Becoming a mom is an exciting as well as scary time in a woman’s life, perhaps even more so for someone with a spinal cord injury. In honor of Mother’s Day, we asked a mom with a spinal cord injury to tell us about her decision and experiences. Here’s what she had to say.
I am a C5/6 complete SCI mother of two grown kids. I was injured at the age of 22. I had never planned on being a mom after my injury. How could I? I needed daily help taking care of myself. Meeting the needs of a child would be impossible. The unexpected pregnancy of our first child brought feelings of the most incredible joy coupled with sheer terror and guilt. Will I be able to take care of this child? Will my disability get in the way of them growing up healthy and happy? As with most people with disabilities facing a challenge, you figure out ways to adjust. Fortunately, my husband always had faith that everything would work out, and it did. After a couple of years, we decided to have another child and life got even busier.
I wanted to be everything to my kids. So having to rely on someone to get a crying baby out of the crib or scoop up toddler if they fell – because I couldn’t – was heartbreaking. When my kids were toddlers, I had any/all items for baby-proofing the house: baby leash, play pen, etc. Trying to catch an escaping toddler or pry dish detergent out of a clenched fist is impossible for me. Safety trumps happiness when push comes to shove. Instead of a changing table, I used a regular table that I could wheel under. If hand function is limited, opt for or modify to Velcro vs. buttons/laces. Websites like facingdisability.com and lookingglass.org were also very helpful.
As my kids got older, my challenges turned to things like not freaking out when they accidentally spilled something that I couldn’t clean up. When I would attend a sporting event, volunteer at school, or have play dates, I often felt pulled out of my comfort zone. I needed to be visible and be completely OK with that, even when my anxiety was off the charts. I never wanted my kids to be embarrassed by me or worry about me. To do that, they needed to feel that I was OK, as did the people around them.

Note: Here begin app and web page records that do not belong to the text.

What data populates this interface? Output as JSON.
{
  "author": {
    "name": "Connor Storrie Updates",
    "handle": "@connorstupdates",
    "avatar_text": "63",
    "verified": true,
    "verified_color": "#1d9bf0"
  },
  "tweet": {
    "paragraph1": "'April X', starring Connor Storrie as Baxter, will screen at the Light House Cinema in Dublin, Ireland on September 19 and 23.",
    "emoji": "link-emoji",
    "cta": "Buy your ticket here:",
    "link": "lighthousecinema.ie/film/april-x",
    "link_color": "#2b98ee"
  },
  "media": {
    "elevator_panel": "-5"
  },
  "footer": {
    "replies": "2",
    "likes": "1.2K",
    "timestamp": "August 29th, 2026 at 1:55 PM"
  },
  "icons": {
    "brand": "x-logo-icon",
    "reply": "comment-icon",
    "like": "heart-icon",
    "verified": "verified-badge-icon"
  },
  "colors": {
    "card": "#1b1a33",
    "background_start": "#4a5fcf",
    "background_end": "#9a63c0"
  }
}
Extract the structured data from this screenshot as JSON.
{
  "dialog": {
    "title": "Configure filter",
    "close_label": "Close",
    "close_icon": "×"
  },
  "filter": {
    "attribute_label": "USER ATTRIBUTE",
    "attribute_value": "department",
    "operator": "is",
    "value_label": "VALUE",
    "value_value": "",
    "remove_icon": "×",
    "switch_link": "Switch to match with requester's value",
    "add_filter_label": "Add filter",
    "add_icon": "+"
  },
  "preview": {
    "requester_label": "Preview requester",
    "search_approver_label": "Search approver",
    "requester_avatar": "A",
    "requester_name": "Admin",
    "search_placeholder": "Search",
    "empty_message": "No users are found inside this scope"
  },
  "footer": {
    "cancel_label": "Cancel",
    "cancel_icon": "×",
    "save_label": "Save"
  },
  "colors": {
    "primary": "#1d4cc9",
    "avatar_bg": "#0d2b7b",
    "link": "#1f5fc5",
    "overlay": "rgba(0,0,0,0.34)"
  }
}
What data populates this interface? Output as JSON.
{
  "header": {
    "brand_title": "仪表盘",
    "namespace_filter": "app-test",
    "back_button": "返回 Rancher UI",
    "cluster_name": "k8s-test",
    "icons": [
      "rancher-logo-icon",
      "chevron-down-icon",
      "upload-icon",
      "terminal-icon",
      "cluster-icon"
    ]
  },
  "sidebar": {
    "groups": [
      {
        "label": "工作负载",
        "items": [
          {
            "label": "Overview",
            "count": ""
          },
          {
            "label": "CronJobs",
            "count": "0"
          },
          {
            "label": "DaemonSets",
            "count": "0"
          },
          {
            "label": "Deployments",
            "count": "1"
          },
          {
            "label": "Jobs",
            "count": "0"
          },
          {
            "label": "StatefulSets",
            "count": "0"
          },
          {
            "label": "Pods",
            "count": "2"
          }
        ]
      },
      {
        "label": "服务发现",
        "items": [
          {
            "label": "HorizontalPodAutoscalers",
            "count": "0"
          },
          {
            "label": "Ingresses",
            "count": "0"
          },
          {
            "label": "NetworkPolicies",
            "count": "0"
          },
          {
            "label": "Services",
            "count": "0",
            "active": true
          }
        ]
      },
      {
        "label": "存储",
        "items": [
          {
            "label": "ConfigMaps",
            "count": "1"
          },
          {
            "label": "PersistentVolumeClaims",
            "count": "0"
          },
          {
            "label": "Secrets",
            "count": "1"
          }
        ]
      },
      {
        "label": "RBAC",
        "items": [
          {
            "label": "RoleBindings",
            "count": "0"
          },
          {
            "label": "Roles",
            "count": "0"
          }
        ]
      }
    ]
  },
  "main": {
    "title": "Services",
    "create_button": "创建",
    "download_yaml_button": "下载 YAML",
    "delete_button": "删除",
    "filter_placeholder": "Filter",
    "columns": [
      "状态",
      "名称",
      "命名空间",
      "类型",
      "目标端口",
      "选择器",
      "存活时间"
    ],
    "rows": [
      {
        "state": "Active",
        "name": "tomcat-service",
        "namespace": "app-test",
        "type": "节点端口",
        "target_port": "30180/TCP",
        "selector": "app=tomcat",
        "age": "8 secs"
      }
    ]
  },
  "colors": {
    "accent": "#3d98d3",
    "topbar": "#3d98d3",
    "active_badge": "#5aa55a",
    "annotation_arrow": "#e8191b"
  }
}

The biggest challenge for me as a mom was keeping my frustrations with my disability from being transferred to my son or daughter. Is my reaction appropriate? Or is it more about my shortcomings related to my disability? I cannot do certain things just like other moms. The more I could accept that and roll with the frustration, the more relaxed and calm my kids were. I wish I could say I was always able to do that.
Through the years, I have been incredibly fortunate to be the recipient of ‘best mom’ cards, thoughtful homemade gifts, hugs, and kisses. My children have grown to be kind, generous, well-adjusted young adults with goals for their future, in spite of all my misgivings in the beginning. I am so proud and love them with all my heart! They have challenged me to be a better person. Mothering has its ups and downs, but it’s filled my life with happiness.